SouthOrtho-Bone-On-Bone-uai-516x334_Pfhpipr.jpeg (SouthOrtho-Bone-On-Bone-uai-516x334.webp)

What Exactly Does 'Bone-On-Bone' Mean?

We hear that phrase and shudder at the idea, but aren’t quite sure why it sounds so painful. What exactly is “bone-on-bone”? How is it diagnosed? What can be done to fix it? Dr. Aribindi and Dr. Park are here to explain.

Osteoarthritis is the formal term for a “bone-on-bone” condition. In a healthy joint, the ends of your bones are covered in smooth, glass-like cartilage and cushioned with synovial fluid to reduce friction.
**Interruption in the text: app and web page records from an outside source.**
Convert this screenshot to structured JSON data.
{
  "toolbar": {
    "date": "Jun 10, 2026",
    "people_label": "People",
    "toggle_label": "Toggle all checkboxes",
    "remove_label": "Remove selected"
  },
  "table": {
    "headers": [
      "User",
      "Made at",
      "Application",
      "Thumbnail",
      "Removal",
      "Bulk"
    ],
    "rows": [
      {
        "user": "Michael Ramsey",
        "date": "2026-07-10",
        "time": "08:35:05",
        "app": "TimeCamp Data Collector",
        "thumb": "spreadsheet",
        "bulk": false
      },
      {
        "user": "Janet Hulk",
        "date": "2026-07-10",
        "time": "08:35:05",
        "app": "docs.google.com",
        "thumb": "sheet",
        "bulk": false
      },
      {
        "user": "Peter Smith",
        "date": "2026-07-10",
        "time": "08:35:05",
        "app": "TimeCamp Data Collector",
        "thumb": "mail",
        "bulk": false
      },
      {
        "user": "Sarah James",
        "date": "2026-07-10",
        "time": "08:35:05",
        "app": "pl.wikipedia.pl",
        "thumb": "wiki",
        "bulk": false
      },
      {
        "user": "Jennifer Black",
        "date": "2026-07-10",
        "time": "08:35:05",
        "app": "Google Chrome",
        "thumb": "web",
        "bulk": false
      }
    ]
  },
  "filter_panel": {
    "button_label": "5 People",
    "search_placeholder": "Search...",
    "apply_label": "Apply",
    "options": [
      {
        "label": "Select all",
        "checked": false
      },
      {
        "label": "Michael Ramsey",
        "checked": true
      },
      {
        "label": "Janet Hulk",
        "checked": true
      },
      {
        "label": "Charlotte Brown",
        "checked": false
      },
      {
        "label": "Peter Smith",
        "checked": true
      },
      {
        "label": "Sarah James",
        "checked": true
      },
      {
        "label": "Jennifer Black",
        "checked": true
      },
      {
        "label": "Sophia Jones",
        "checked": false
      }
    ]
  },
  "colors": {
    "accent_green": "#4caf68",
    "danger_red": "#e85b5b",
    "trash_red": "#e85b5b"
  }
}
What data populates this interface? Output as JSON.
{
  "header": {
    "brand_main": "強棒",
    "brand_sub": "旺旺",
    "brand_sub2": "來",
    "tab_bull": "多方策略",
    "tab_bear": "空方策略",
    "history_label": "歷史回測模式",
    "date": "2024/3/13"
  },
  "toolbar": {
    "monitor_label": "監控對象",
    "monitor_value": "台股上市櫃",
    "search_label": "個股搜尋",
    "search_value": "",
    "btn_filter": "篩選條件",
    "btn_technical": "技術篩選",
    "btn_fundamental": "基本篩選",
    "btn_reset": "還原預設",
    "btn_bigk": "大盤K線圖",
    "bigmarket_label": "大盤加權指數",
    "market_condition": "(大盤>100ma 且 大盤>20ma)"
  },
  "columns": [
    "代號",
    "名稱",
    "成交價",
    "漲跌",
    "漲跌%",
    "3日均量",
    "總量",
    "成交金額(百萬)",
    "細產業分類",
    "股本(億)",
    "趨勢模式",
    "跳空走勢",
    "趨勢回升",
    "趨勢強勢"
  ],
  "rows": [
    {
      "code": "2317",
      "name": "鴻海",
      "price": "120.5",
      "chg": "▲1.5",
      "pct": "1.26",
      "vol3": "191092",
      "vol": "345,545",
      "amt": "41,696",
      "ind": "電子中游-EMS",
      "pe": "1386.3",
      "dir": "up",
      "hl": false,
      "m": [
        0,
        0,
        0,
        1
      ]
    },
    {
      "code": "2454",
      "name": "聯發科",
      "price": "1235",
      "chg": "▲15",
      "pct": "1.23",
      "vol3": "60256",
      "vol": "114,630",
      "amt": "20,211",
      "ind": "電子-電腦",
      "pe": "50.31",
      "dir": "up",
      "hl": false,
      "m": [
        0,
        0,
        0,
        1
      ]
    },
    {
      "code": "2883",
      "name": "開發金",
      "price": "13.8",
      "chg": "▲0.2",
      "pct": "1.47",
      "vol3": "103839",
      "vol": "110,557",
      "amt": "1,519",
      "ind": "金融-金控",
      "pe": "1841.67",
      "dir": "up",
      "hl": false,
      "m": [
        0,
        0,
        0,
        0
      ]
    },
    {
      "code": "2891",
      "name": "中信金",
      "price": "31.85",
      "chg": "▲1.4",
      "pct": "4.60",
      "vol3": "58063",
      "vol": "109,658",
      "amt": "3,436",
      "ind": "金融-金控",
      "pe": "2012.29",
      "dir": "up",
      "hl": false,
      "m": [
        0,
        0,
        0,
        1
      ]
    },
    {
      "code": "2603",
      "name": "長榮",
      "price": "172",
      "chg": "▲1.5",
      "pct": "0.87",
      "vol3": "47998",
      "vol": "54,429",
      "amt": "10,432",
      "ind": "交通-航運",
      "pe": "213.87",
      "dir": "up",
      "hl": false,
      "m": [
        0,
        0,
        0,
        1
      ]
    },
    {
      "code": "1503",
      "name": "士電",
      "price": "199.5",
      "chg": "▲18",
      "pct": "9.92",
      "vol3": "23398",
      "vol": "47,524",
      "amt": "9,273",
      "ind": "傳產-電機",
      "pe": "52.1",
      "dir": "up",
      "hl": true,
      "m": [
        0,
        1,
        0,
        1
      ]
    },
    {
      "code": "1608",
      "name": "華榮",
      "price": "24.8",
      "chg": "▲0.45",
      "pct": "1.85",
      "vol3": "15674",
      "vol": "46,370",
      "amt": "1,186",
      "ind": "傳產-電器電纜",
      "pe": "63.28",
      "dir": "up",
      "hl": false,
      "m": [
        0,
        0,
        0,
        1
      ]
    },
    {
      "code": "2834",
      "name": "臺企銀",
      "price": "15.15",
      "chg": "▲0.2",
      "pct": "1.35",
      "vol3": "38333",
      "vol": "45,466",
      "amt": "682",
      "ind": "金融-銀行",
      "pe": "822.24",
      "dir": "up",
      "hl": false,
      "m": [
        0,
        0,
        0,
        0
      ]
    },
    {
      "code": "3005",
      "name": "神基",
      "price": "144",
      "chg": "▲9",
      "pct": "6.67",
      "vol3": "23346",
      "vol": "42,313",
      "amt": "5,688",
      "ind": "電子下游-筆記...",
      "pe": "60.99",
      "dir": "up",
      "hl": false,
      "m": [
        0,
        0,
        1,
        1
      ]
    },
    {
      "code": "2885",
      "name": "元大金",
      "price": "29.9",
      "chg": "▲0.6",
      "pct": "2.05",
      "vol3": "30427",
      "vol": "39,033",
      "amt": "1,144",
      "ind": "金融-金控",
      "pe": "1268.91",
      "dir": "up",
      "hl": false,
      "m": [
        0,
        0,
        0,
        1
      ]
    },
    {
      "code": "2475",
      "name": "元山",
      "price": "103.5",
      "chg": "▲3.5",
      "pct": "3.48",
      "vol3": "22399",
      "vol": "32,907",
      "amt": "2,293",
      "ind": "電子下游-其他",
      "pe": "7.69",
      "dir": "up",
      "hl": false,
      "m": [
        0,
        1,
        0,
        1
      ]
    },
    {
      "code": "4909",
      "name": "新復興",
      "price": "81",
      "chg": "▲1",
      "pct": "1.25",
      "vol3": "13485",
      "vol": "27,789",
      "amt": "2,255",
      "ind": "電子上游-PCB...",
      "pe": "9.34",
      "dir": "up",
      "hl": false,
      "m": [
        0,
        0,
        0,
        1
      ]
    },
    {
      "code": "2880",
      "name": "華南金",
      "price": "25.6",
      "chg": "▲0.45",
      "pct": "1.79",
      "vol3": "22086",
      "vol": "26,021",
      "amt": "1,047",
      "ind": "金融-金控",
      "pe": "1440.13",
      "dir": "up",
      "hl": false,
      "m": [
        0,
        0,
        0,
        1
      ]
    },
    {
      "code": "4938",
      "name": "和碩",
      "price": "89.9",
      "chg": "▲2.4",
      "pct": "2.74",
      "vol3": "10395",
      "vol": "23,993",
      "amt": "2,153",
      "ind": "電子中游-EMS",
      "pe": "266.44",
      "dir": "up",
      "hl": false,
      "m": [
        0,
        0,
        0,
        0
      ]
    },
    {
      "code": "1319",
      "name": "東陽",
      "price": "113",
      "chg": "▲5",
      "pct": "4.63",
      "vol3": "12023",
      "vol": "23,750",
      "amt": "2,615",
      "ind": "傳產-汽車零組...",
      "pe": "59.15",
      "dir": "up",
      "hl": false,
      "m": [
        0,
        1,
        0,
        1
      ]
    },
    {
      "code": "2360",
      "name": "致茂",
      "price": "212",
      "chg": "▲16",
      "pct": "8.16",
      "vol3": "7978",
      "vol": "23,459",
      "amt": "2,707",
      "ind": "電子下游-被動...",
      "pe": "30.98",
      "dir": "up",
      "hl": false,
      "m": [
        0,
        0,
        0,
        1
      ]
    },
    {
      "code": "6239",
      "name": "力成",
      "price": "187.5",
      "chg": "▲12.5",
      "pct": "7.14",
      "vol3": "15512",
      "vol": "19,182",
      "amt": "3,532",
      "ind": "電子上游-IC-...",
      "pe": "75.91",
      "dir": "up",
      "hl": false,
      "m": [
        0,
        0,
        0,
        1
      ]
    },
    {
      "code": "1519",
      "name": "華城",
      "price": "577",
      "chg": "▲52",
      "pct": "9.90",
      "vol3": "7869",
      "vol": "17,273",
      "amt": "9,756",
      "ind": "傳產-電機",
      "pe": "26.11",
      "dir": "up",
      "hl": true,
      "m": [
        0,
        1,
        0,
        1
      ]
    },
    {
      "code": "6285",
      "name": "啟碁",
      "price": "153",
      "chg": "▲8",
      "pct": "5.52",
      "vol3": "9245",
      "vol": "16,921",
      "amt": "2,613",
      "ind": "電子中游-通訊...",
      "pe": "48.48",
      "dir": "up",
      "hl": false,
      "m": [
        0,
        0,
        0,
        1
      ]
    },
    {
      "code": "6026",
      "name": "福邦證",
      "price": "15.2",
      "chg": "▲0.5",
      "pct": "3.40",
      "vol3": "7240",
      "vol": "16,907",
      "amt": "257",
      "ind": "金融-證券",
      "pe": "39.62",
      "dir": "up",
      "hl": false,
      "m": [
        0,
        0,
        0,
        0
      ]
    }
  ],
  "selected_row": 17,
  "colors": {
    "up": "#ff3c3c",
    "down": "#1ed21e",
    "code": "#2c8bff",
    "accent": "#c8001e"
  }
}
This cartilage and fluid help your joints bend and move without pain, sliding smoothly against each other seamlessly. 

When osteoarthritis occurs, that slick cartilage becomes roughed up, then wears away completely, leaving you with no cushioning in the joint, with bone rubbing against bone. 

Osteoarthritis can cause:

  • Pain in the joint during or after movement
  • Stiffness when you get up in the morning or after sitting for a long period
  • Tenderness and/or warmth when you touch or push on the area
  • Grating, crinkling or crunching sounds with movement
  • Loss of mobility and flexibility, making it difficult to sit, stand up, kneel or walk
  • Bone spurs, or osteophytes, may form around the joint

While age is the biggest factor in the development of osteoarthritis, there are other factors:

  • Sports injuries or accidents
  • Obesity or being overweight
  • Repetitive motions or stressors, especially during work hours
  • Family history and heredity
  • Bone deformities
  • Having rheumatoid arthritis or metabolic disorders
  • Gender, as women are more likely than men to develop osteoarthritis 

Osteoarthritis can be accurately confirmed through imaging tests; x-rays and MRIs. X-rays don’t show cartilage damage, but they will show that the space between your bones has narrowed. In more complex cases, an MRI will be ordered to assess any cartilage or soft tissue damage. We may extract fluid from your joint to eliminate the possibility of gout or infection. 

There is no cure for osteoarthritis and no way to reverse or permanently halt the destruction of cartilage. 

Happily, a diagnosis of osteoarthritis doesn’t immediately mean a joint replacement. You may be prescribed at-home exercises or referred to physical therapy to strengthen the muscles around your joint, helping to relieve pain and to increase flexibility to enhance mobility. We may recommend injections to coat your joints in a lubricating fluid or reduce inflammation. A brace, either to take weight away from the joint or to provide support to the entire joint, may be considered. 

Losing weight can significantly decrease joint pain, especially from the hips to the toes. Losing just 10 pounds can ease 15 to 50 pounds of pressure from your lower joints, depending upon your activity. 

When you are in severe pain and your quality of life is drastically curtailed by your loss of mobility, talk to us about surgical options. According to recent research, nearly 92% of total knee replacement patients were satisfied with their new joint, the pain relief experienced and their return to daily activities.

Are you 'bone-on-bone' - or do you have questions about your joint pain? Clickhere to schedule an appointment. Dr. Aribindi or Dr. Park will perform a thorough examination, give you an accurate diagnosis and discuss ways to relieve your joint pain.